- **Excerpts from an interface dataset**:

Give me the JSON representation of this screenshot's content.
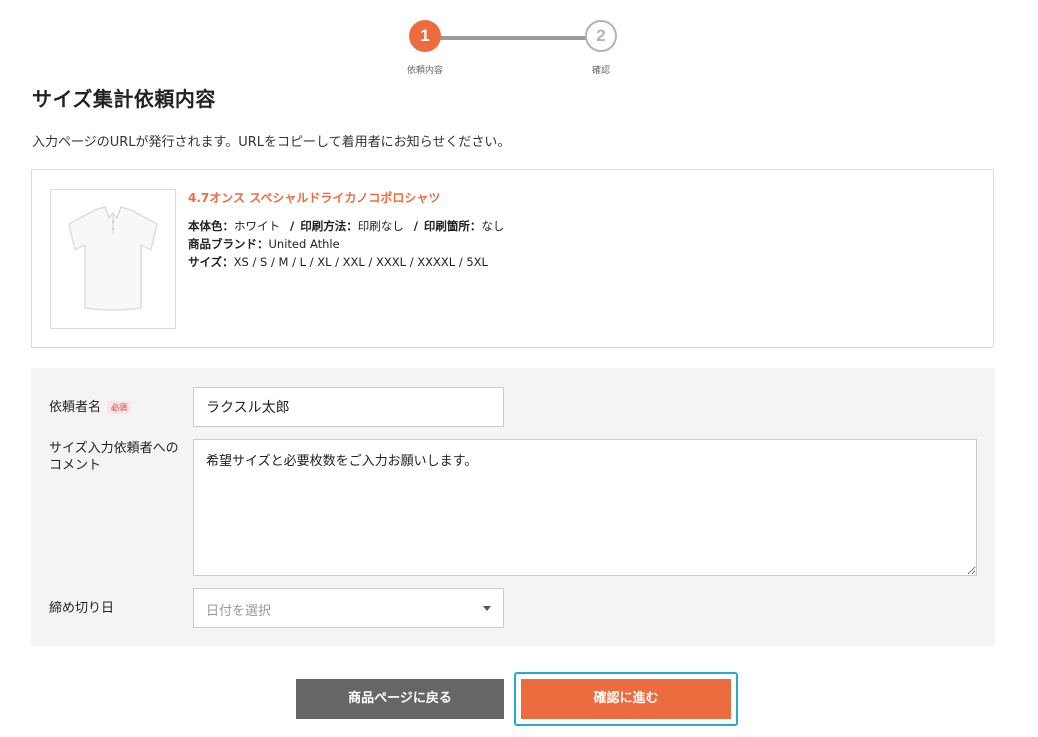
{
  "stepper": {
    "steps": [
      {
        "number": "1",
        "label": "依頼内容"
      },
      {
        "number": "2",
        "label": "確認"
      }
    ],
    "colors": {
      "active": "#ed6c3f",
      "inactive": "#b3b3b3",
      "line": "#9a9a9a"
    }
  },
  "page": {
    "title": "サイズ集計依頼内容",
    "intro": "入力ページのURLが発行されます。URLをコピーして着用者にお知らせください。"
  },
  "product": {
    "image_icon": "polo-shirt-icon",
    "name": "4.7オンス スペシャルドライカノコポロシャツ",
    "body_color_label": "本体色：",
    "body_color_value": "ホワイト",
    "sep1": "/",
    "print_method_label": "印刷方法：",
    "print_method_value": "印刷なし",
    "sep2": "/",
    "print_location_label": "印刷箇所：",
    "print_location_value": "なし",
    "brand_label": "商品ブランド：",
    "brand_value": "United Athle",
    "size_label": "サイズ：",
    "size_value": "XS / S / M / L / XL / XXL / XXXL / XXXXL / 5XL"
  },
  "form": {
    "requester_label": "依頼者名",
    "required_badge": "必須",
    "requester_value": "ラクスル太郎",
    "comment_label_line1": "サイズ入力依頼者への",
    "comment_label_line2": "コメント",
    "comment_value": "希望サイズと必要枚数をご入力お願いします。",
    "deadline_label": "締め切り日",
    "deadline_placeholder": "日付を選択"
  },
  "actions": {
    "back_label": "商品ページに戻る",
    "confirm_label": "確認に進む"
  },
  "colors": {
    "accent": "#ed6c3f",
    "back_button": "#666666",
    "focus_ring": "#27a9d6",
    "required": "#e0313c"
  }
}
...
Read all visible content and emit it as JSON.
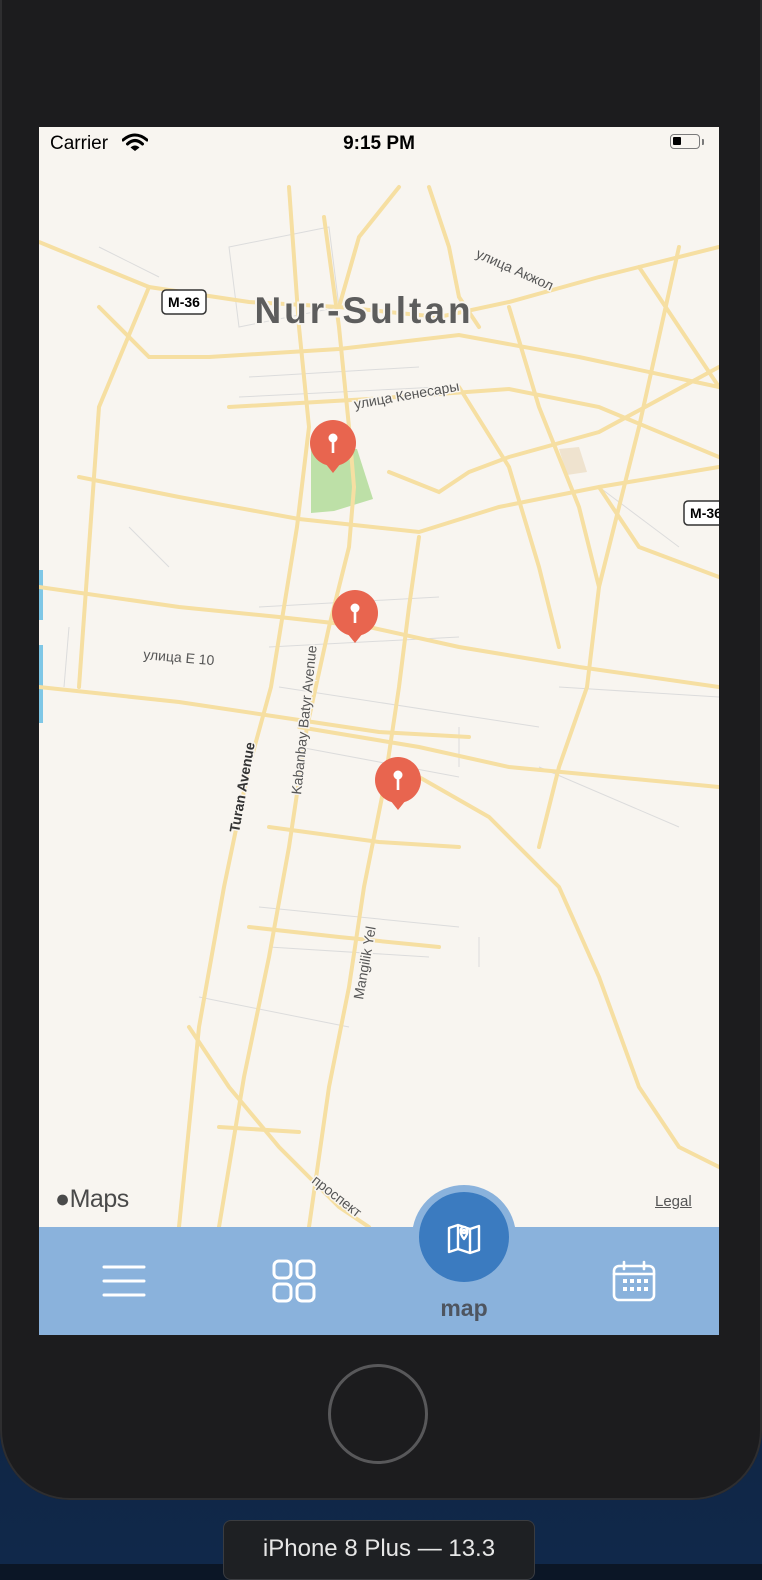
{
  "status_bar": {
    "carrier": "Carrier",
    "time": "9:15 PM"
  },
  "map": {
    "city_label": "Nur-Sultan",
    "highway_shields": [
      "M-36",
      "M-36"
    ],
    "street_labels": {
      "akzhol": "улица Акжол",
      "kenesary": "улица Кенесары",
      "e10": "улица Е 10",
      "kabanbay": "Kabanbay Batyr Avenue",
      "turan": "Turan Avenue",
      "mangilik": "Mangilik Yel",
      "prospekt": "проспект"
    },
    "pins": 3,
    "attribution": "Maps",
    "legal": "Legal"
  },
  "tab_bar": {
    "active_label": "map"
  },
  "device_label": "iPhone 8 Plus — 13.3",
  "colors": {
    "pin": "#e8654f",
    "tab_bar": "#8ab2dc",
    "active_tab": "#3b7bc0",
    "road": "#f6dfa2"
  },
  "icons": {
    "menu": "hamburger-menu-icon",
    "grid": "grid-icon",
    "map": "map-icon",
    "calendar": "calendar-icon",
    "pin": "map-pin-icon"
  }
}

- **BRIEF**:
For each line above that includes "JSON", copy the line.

- **RESPONSE AREA**:
Give me the JSON representation of this screenshot's content.
Read all visible content and emit it as JSON.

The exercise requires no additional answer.